The Wailin’ Jennys
How come all the best Americana comes from Canada?
By Michael Witthaus email@example.com
Canadian folk trio the Wailin’ Jennys bring their lush harmonies to New England for a series of shows, including a stop on Thursday, Aug. 19, at Tupelo Music Hall. Joining soprano Ruth Moody and mezzo Nicky Mehta, newest member Heather Masse is the group’s third alto and, she jokingly says, its “token American.” The band’s latest CD, Live at the Mauch Chunk Opera House, is the first to showcase her contributions to the Juno Award-winning group.
Masse brings a wide and varied background to the group. She studied jazz voice at the New England Conservatory, and later formed Heather and the Barbarians with a few of her classmates there; the band released one album, Tell Me Tonight. “But I also grew up going to church and singing in a choir,” Masse said recently from her home near Boston. “I had three sisters, and we all sang in harmony.”
She drew from this when she joined in 2007: “In my solo work, I have more freedom to play with the melody and improvise. With three-part harmony there’s only one note you can sing. That’s been challenging, but also really fun and a good learning experience for me to find the creative space within that.”
Masse’s well-rounded solo career also helped. She’s performed with Mark O’Connor’s Hot Swing Jazz band, Darryl Anger’s Republic of Strings and roots supergroup The Wayfaring Strangers and has made several appearances on A Prairie Home Companion (where she’s also played with the Wailin’ Jennys).
Masse joined the group shortly after seeing them perform in Philadelphia. Singer Aoife O’Donovan of Crooked Still, a college friend who has also recorded with Masse, provided the recommendation. After a show at the World Café, the three were introduced and went looking for somewhere Masse could audition.
“The only place we could find that was private enough and sounded good was the women’s handicapped bathroom,” recalls Masse. “We went in there and it was really dark. We sang some songs together and it was kind of magical. We felt like we were sisters almost in a way. It was exciting and strange.”
Their singing meshed right away, but, said Masse, “I was still a little nervous because I had never played an instrument on stage before.” Since then, she’s taken up the upright bass. “I was so excited about the music, and just blown away by the show. It was so beautiful, really great songwriting and the arrangements were gorgeous. I hoped I would fit in, but I was a little worried.”
That was three years ago, and in that time, Masse’s eclectic roots have helped shape the band anew.
“At this point I feel like I’m fitting in, but it was a bit daunting. They are some big shoes to fill. But Nikki and Ruth have been super welcoming and so supportive, and we’ve created all new arrangements,” she said.

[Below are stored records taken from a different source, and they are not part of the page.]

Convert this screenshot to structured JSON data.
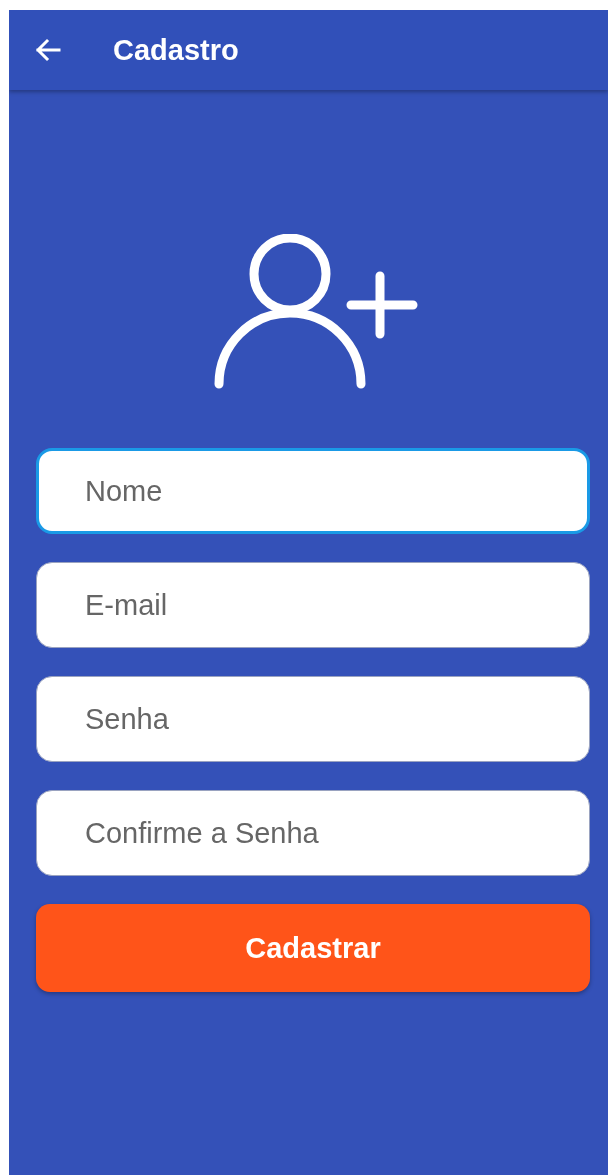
{
  "app_bar": {
    "title": "Cadastro"
  },
  "fields": [
    {
      "placeholder": "Nome",
      "focused": true
    },
    {
      "placeholder": "E-mail",
      "focused": false
    },
    {
      "placeholder": "Senha",
      "focused": false
    },
    {
      "placeholder": "Confirme a Senha",
      "focused": false
    }
  ],
  "submit_button": {
    "label": "Cadastrar"
  }
}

Last fall, the three went into the studio. The completed (and as yet unnamed) record will be released in October and includes four tunes from each member.
“There’s a couple of songs I wrote specifically for the Jennys, and couple I had that I thought would work nice for them,” Masse said. The Andrews Sisters inspired “Cherry Blossom,” a languid love song about missing someone far away. “It’s jazzy, with the Jennys in mind.”
The band has achieved plenty of recognition in their home country, where Americana music seems to thrive even more than in the United States. Masse attributes this to Canada’s financial support for the arts: “It makes being a musician as a career much easier than it is in the States,” she said. “I’m amazed at the funding they get. For anybody who’s in some other business it’s not that much money, but for a musician it’s a lot.”
Long, raw winters that are well suited to indoor music-making are also a factor, Masse said — “There’s not much else to do. It’s very cold, and you just don’t want to go out of the house.”
Masse released her first solo record, Bird Song, late last year. Songs like “Chosen” and “I Don’t Wanna Wake Up” recall Eagles-era country rock, while the sultry “Bathtub” evokes the modern jazz stylists of Norah Jones and Madeline Peyroux. It’s a surprisingly mature work when one considers that she’s a relative newcomer to songwriting.
“I was always more of a vocalist, and I didn’t start writing songs until about four or five years ago,” she said.
The title track was her first co-write with band mate Nicky Mehta; it will also be on the Jennys’ forthcoming album. “Bird Song” captures Masse’s artistic philosophy quite well. “I smell the flowers blooming opening for spring/I’d like to be those flowers open to everything,” she sings.
“It’s been a good balance to be able to still do my solo projects and the Jennys, because otherwise it might get a little old, or boring,” she said. After the Wailin’ Jennys’ New England shows, Masse will perform with her band at Club Passim in Cambridge and do three dates in Maine.
“Reinventing yourself as a songwriter and performing your own songs is very different from performing other people’s songs,” she said. “So it’s been fun touring around [and] letting them just be songs — not being too attached to having them represent you … they can be whatever they want.”